• By Jessica DeGore
  • In Uncategorized
  • February 26, 2020

Tap Into Better Oral Health

Another reason for kids to hydrate with water instead of sugar sweetened beverages.

You may know that reaching for water instead of a sugar-sweetened beverage is a nutritious choice, but did you know that it could protect your smile? Everyone has harmful bacteria in their mouths that feed on the sugars that we consume. Bacteria get energy from these sugars but, in the process, produce an acid that is damaging to our teeth. Water is wonderful because, when fluorinated, water does not contain any sugars AND protects your teeth!

When it comes to staying hydrated and eliminating added sugars, any plain unsweetened water will do.  When it comes to making your teeth stronger and more resistant to acid to prevent cavities, fluoridated water is key.  While there is some fluoride in foods, consumption of fluids provides 75% of the fluoride intake in the United States.1

Attitudes and habits are established at an early age and are critical to maintaining good oral health throughout life.  With a few tips and tricks, you’ll be the role model in your own home.  Try keeping a refillable water bottle with you to model a simple healthy hydrating habit. Healthier smiles can lead to healthier futures.

  Adequate Intake (mg/day) Upper Limit   mg/day
Infants: 0-6 months .01 .7
Infants 7-12 months .5 .9
1-3y .7 1.3
4-8y 1 2.2
9-13 2 10
14-18 3 10

 

 

 

Caroline Passerrello is a Spokesperson for the Academy of Nutrition and Dietetics and an Instructor at the University of Pittsburgh in the Master’s level Dietitian Nutritionist Program.  You can reach Caroline on facebook: https://www.facebook.com/CarolineWestLLC/ and https://www.facebook.com/PittNutrition/

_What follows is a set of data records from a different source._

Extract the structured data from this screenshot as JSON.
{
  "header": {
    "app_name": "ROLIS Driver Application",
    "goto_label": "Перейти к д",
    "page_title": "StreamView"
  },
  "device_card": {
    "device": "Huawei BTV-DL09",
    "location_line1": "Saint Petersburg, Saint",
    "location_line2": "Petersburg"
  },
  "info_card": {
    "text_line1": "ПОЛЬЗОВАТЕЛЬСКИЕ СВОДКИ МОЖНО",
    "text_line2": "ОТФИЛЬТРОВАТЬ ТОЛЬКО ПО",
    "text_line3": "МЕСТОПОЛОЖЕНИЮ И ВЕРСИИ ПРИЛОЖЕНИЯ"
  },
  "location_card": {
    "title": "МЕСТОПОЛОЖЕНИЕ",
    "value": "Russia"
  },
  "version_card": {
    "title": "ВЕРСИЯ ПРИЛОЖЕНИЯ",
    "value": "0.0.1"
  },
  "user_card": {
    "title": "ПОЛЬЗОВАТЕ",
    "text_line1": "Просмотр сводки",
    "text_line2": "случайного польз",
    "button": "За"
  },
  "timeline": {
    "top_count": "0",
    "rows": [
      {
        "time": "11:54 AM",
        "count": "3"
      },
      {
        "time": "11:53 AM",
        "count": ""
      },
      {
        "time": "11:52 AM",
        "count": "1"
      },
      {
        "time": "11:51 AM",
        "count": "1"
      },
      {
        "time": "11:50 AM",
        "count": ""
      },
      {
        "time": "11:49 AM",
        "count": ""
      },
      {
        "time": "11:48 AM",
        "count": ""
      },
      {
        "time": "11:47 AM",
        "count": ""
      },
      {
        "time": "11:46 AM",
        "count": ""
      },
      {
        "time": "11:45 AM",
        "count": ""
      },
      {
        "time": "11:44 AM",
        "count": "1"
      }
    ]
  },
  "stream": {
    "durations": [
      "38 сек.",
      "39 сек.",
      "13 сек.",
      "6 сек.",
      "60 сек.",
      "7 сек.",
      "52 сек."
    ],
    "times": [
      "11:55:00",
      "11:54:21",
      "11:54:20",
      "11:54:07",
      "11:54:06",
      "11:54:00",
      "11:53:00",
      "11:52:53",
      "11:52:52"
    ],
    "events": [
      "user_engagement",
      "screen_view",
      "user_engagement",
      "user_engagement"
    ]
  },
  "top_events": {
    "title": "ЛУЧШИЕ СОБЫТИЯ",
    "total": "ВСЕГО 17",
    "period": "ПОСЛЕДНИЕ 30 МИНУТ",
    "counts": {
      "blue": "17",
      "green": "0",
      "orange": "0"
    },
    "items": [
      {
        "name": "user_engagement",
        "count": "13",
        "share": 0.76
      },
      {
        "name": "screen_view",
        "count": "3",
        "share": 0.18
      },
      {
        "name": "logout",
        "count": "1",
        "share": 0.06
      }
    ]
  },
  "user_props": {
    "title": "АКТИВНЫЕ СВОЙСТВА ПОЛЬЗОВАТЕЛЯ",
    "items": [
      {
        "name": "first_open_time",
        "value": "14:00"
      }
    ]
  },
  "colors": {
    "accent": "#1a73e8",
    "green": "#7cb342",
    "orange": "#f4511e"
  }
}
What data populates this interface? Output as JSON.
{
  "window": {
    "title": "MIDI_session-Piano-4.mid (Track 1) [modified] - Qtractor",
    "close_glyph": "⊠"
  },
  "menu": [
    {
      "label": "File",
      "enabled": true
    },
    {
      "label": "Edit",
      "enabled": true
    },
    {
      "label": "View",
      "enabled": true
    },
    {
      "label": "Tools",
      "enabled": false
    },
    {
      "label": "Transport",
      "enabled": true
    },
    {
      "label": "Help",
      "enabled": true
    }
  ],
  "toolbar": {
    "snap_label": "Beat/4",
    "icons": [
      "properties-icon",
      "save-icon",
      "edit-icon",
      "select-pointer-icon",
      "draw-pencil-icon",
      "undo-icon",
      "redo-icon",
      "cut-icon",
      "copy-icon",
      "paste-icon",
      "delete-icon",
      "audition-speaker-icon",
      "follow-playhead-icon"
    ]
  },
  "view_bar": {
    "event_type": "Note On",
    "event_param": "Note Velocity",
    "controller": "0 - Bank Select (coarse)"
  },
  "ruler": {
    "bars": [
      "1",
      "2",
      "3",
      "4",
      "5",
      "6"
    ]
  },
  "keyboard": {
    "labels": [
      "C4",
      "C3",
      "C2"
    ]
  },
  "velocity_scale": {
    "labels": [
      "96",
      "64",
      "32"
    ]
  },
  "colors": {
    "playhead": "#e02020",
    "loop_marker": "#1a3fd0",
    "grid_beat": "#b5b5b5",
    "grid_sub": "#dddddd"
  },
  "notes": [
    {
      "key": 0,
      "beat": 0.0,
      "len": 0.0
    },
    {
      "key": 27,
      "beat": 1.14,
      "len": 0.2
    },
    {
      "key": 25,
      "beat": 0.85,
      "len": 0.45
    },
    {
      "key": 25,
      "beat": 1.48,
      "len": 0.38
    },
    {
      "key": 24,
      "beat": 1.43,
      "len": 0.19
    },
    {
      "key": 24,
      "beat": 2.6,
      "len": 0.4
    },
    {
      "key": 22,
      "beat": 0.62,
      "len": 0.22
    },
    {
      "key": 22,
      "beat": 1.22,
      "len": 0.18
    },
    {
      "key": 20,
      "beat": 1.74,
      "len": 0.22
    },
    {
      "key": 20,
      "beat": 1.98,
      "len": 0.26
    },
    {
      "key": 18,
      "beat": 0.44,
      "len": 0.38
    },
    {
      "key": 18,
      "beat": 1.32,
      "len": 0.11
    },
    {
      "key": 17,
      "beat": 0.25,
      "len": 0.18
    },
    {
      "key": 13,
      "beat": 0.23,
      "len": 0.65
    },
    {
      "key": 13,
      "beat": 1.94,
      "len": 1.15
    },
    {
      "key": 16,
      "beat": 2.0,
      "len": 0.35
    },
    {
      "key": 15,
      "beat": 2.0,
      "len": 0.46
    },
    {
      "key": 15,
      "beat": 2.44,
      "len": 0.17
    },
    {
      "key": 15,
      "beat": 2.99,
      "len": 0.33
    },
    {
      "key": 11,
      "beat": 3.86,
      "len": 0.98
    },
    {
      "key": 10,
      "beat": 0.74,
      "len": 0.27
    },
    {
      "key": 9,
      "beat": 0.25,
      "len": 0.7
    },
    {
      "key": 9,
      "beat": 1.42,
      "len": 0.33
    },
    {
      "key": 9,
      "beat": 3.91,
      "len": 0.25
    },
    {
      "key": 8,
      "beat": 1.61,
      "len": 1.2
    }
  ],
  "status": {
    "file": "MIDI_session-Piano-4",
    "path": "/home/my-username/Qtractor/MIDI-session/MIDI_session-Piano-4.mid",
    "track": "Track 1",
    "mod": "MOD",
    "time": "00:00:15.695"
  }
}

  1. American Dental Hygienists’ Association. Fluoride Facts.  https://www.adha.org/resources-docs/7253_Fluoride_Facts.pdf.  Accessed February 11,
  2. American Dental Association. February is National Children’s Dental Health Month.  org/ncdhm.  Accessed February 11,, 2020.
  3. Institute of Medicine (US) Standing Committee on the Scientific Evaluation of Dietary Reference Intakes. Washington (DC): National Academies Press (US); 1997.
  4. American Dental Association. Sugary Drinks. https://www.mouthhealthy.org/en/nutrition/food-tips/sugary-drinks. Accessed February 11,